▶ _EXERCISE REQUIREMENTS_
Search the records below for the word "icon" and show every line where it occurs.

▶ _DATASET RECORDS_

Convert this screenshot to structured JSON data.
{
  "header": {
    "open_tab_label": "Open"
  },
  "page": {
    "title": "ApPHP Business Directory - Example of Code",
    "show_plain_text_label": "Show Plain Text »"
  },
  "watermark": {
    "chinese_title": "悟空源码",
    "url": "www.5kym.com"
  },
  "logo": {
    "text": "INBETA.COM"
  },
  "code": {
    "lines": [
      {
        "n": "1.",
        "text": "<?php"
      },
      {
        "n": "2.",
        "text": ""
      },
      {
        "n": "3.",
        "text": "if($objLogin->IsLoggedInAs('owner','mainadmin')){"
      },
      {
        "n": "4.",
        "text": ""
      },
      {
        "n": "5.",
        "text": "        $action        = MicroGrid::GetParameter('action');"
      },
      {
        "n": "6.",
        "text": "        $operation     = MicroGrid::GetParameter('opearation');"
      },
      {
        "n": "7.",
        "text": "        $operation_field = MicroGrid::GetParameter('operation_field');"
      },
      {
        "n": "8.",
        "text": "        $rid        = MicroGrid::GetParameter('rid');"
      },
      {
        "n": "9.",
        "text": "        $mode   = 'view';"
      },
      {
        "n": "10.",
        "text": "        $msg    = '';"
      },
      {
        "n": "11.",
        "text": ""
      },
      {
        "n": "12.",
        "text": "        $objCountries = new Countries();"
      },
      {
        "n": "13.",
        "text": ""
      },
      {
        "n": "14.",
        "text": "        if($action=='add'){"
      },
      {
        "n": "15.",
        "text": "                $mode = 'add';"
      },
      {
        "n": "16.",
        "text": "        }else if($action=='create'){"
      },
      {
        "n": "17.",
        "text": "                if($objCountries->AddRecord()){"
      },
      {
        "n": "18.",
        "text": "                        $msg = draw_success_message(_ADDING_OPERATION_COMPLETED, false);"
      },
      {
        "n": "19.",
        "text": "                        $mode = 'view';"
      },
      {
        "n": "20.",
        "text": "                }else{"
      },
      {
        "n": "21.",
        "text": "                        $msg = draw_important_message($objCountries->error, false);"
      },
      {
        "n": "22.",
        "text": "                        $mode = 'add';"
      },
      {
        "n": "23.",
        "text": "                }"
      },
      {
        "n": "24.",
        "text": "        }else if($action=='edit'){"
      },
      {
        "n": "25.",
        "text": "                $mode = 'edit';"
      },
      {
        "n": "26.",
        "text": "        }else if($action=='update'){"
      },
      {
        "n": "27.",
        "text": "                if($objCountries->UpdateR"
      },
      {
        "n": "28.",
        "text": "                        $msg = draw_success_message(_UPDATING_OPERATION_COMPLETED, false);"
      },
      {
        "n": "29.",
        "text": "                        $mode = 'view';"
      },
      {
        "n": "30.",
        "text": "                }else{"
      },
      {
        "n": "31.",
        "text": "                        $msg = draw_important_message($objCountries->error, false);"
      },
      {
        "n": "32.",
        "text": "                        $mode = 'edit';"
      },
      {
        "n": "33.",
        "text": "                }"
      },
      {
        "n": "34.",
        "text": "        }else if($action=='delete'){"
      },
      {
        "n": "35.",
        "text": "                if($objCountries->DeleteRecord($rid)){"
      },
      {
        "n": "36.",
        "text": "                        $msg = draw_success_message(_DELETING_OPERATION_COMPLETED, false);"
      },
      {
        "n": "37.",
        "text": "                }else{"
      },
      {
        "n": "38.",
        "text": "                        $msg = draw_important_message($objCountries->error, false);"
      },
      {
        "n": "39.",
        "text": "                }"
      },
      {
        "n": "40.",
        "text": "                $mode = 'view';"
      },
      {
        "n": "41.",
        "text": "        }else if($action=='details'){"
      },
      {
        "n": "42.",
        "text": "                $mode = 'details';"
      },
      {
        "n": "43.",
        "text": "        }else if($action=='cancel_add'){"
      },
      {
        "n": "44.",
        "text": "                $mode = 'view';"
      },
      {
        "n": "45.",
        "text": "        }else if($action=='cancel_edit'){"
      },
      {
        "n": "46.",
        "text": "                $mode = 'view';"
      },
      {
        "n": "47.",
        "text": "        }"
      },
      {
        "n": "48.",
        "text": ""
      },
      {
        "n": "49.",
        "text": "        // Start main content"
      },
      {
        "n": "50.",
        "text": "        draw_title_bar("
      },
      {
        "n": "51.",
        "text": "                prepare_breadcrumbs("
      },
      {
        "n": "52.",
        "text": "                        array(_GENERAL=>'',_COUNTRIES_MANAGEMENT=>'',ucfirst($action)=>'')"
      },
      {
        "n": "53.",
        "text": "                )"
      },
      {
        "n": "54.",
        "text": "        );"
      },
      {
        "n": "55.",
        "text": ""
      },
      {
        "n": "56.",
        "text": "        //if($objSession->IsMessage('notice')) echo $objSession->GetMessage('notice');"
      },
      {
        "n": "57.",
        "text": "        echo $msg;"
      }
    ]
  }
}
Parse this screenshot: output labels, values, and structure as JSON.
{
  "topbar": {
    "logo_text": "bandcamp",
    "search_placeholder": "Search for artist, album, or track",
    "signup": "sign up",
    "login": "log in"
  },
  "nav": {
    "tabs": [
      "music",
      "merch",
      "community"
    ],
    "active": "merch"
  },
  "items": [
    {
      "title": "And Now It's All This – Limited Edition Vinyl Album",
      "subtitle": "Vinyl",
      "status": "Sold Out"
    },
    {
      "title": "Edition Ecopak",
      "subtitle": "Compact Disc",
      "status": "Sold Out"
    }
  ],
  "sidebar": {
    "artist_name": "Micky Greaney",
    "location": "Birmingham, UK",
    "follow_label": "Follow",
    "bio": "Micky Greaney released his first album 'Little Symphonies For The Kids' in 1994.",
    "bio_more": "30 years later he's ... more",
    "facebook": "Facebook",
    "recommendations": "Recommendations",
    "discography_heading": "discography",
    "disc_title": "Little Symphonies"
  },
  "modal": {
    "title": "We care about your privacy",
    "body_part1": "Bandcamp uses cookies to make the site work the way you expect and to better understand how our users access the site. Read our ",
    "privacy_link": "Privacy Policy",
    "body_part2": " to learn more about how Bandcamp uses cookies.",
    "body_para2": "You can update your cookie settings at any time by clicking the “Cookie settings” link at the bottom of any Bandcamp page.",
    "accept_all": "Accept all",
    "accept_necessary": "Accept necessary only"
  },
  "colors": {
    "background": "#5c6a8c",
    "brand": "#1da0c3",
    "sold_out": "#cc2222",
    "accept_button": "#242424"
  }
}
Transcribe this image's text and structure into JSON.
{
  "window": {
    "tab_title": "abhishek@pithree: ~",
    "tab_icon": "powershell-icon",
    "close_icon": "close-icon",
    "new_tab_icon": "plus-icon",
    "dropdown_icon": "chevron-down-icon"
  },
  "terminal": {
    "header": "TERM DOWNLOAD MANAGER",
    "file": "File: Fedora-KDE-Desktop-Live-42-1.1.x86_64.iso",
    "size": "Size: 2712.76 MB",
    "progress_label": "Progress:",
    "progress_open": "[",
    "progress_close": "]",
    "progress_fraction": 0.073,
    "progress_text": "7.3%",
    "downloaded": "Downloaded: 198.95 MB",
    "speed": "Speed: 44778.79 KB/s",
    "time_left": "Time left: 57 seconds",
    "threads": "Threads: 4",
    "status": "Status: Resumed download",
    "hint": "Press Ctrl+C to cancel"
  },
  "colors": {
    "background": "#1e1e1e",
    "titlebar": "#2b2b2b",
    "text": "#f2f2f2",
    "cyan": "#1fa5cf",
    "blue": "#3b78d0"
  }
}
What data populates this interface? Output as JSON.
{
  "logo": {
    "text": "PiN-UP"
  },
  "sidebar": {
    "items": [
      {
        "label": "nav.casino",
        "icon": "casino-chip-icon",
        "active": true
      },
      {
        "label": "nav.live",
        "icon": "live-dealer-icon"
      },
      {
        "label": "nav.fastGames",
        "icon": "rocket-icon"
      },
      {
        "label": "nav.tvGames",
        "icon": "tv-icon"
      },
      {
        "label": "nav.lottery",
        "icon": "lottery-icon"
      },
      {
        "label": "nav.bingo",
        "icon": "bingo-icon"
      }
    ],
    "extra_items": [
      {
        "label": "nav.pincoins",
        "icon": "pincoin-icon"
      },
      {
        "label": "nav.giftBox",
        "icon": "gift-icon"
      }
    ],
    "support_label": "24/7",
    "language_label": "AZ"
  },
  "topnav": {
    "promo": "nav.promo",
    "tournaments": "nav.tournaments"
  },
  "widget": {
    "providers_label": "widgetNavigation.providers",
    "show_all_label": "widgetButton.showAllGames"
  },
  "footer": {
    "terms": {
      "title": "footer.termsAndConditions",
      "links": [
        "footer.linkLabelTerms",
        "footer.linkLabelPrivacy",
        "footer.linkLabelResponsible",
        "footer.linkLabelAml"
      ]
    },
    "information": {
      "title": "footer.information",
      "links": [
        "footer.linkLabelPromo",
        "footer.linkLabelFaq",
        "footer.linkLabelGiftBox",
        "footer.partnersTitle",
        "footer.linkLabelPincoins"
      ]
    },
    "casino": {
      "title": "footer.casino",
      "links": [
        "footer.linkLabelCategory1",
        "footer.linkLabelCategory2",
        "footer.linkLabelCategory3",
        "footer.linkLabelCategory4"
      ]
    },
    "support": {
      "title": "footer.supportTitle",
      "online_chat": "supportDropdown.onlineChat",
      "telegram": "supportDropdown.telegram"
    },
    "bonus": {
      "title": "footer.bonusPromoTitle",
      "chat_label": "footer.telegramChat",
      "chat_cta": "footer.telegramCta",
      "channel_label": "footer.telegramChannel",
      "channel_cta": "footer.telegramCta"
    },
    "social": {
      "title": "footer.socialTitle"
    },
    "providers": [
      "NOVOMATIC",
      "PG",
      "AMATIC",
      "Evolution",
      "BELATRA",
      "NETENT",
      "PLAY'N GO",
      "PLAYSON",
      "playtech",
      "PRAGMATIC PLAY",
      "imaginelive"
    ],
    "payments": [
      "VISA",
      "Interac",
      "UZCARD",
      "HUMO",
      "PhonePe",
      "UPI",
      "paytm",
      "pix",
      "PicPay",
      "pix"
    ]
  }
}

▶ _EXERCISE RESULT_
    "tab_icon": "powershell-icon",
    "close_icon": "close-icon",
    "new_tab_icon": "plus-icon",
    "dropdown_icon": "chevron-down-icon"
        "icon": "casino-chip-icon",
        "icon": "live-dealer-icon"
        "icon": "rocket-icon"
        "icon": "tv-icon"
        "icon": "lottery-icon"
        "icon": "bingo-icon"
        "icon": "pincoin-icon"
        "icon": "gift-icon"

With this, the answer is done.